Second, it isn’t clear how Japan Telecom will actually use the LambdaRouter. According to some reports, Global Crossing is only using it for protection switching. In other words, the optical switch is not sitting in the core of the network. Instead, it’s been deployed at the intersection of the undersea network and the terrestrial network, where it’s being used to switch wavelengths from an active fiber to a spare fiber when a connection is broken.
“The LambdaRouter is still in the science-experiment stage,” says Gina Sockolow, an equities analyst with Buckingham Research Associates (BRA).
Sockolow and other analysts have criticized the LambdaRouter for being too large and too expensive. In its current form, the optical signal loses its intensity as it bounces from mirror to mirror within its core, and amplifiers are needed to keep the signal strong. This not only adds complexity to the switch, but it also adds cost, say experts.
Corvis Corp. (Nasdaq: CORV) is the only other company shipping an all-optical switch for revenue. Six of its CorWave OS switches are deployed in the Broadwing Communications Inc. (NYSE: BRW) network. But unlike the LambdaRouter, which switches individual wavelengths, the CorWave is much less granular and switches multiple wavelengths at once. As a result, it is not as bulky or as expensive as the LambdaRouter.

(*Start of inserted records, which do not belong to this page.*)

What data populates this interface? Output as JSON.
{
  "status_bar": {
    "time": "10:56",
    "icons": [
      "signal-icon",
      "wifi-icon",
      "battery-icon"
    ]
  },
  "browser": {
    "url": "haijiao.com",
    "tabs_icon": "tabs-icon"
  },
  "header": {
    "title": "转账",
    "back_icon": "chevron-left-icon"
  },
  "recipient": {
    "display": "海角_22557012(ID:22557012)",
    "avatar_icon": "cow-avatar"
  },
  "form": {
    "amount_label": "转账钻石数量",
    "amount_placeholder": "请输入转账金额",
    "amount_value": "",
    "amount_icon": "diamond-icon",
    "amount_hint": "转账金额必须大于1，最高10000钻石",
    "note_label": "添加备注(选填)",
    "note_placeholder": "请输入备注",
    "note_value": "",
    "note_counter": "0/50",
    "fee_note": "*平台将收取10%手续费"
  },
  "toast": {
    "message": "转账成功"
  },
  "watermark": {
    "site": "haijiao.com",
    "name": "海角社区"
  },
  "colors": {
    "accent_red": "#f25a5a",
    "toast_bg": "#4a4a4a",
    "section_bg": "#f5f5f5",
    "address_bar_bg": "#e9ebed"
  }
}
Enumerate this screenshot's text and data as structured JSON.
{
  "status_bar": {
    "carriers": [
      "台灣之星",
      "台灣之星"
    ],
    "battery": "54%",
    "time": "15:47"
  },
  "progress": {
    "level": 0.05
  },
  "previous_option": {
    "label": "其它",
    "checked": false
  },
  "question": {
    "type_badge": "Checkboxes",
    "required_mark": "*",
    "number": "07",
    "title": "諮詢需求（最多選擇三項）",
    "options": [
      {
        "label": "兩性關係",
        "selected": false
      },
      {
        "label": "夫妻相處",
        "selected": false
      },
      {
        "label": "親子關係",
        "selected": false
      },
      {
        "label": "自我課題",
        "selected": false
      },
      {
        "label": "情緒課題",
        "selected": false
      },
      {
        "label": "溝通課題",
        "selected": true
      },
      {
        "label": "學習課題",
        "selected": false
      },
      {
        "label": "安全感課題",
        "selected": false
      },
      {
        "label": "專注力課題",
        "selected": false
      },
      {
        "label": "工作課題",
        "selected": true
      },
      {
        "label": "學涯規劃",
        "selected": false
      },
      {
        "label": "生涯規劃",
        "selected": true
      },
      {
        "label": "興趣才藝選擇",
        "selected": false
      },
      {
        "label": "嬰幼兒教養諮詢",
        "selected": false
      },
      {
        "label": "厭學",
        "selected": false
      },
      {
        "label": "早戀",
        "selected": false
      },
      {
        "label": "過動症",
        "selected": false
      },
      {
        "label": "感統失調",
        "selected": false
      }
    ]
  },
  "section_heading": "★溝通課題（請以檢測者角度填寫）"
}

Others are also working on all-optical switches. Nortel Networks Corp. (NYSE/Toronto: NT) says that its OPTera Connect PX, a product developed from its Xros acquisition, has completed a customer trial that it first began back in December of last year at an unnamed carrier site (see Nortel 's All-Optical Switch is in Trials). Tellium Inc. (Nasdaq: TELM) is also still working on its all-optical switch, the Aurora Full Spectrum Switch.
But it could be a while before a real market emerges for all-optical switches. CIBC's Schafer says he doesn’t expect to see significant volume until at least 2003.
— Marguerite Reardon, Senior Editor, Light Reading